Ever since I was a child (and I’m in my sixth decade now) I have had a fascination for the wild. The raw beauty of Nature and all that she paints on her vast canvas. From an early age I learned to identify bird and beast and by the age of twelve I could probably identify most British birds and mammals. Certainly, all those with which I came into contact on my ramblings and also many species I would probably never have a chance of seeing in feather or flesh. As the years rolled on I took a deeper interest in flora and fungi too, but I have to confess that my ability to commit names to memory has diminished along with my hair and my health! Numerous species stand out due to their stunning profiles … the crimson fly agaric or the deep blue vipers bugloss, for instance. Many more though, identified and logged into the grey matter, fade from recollection. Perhaps worst of all has been my inability to remember any but the most common of trees and shrubs. This shames me, as a fieldsman and hunter, for those trees and shrubs are the lifeblood of the habitat I enjoy most. The British wood.
Out here in Norfolk I am blessed with a cornucopia of forest and wood in which to walk, stalk, study and record wildlife. Over the years I’ve learned to identify the basic tree species but I have never been able to memorise the detail needed to dig deeper than that. I could tell you that the tree is an oak, but is it Holm oak or Sessile oak or English oak? I could point to a willow, but not know if it is Pussy willow or Crack willow. To my unpractised eye all birches are Silver … not Downy or Paper-barked. Is the hazel Common or Witch? Is the chestnut Spanish or Sweet? Some things I have learned, such as that not all conifers are pines. There are junipers, cedars, firs, hemlocks, spruce and yews. Hornbeam, hazel, beech, mulberry, maple, ash, lime and alder are familiar to me but they all come in several varieties. I know all these because I study the birds and creatures that inhabit them. It is important for me, as a hunter and photographer, to know their fruits and seeds. In spring I will enjoy their seed and bloom. In summer I will seek their shade. In autumn I will relish their fruits (and so will the wildlife I watch). In winter, their stark profile will intrigue me and the evergreens (laburnum, laurel, magnolia and box) will shelter me.

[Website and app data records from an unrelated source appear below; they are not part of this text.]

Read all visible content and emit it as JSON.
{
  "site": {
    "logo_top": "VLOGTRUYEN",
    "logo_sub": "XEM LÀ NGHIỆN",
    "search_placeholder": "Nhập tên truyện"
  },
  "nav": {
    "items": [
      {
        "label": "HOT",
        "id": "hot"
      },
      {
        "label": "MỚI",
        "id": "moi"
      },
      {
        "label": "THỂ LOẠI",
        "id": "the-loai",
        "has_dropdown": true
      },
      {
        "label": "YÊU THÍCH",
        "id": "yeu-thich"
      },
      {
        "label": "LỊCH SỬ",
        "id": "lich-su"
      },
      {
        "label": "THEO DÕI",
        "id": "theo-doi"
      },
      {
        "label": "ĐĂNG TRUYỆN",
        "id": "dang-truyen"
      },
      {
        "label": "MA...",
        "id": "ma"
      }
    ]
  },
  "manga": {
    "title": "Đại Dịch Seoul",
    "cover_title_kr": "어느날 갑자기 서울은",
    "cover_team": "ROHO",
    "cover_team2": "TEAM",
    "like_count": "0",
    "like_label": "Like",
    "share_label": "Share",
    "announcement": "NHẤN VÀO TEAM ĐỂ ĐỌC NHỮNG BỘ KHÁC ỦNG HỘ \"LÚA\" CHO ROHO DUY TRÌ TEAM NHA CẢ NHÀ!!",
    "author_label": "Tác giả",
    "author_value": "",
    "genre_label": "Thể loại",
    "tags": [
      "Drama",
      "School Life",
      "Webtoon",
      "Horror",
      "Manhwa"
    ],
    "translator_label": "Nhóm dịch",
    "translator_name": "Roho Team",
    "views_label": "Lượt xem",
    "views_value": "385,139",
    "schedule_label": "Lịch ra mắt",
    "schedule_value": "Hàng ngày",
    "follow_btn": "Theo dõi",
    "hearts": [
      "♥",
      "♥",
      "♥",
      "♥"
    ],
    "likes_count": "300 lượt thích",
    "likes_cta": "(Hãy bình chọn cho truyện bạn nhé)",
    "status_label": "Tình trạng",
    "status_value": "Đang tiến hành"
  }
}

Trees are the skeleton on which the woods fragile eco-system is built and thrives. For a wood is not only a gathering of trees. A wood is a haven created by Nature to shelter and feed a community of living organisms. A single tree like an oak is a complete and wonderful eco-system on its own. It supports birds, mammals, insects and fungi. Its fruit feeds and replenishes, its bark nourishes and its boughs shelter. The cracks and holes house insects, bird and mammals. The cast leaves rot into the soil at the end of each season to add nutrients and sustain future growth. A handful of trees like this will become a copse, then a wood, then a forest if left to their own devices. Take away the trees and you take away a microcosm of Natures wonder.
Next time you chance upon a tree (they are still quite common, thankfully) take some time to study it. Particularly if it is ancient. Try to identify it. Imagine what it has endured? We have oaks around us that were born when Cromwell held power over England. How many births, deaths, wars, festivities, winters and summers could they tell of could they speak? How many nests were built here? Did the wolf and the bear once sleep at their feet? Study its bark and imagine what vast root system lies beneath the forest floor to sustain such age and growth?
I love trees. I depend on them for freedom and pursuit of my chosen leisure. I wish I knew more about them than I do. What I do know, though, is that the death of a tree and its consequences concerns Nature as much as the death of any other living thing under her charge. In her fickleness, she doesn’t care. For the death of a tree merely perpetuates the circle of life she endorses.
©Ian Barnett, Wildscribbler, Feb 2015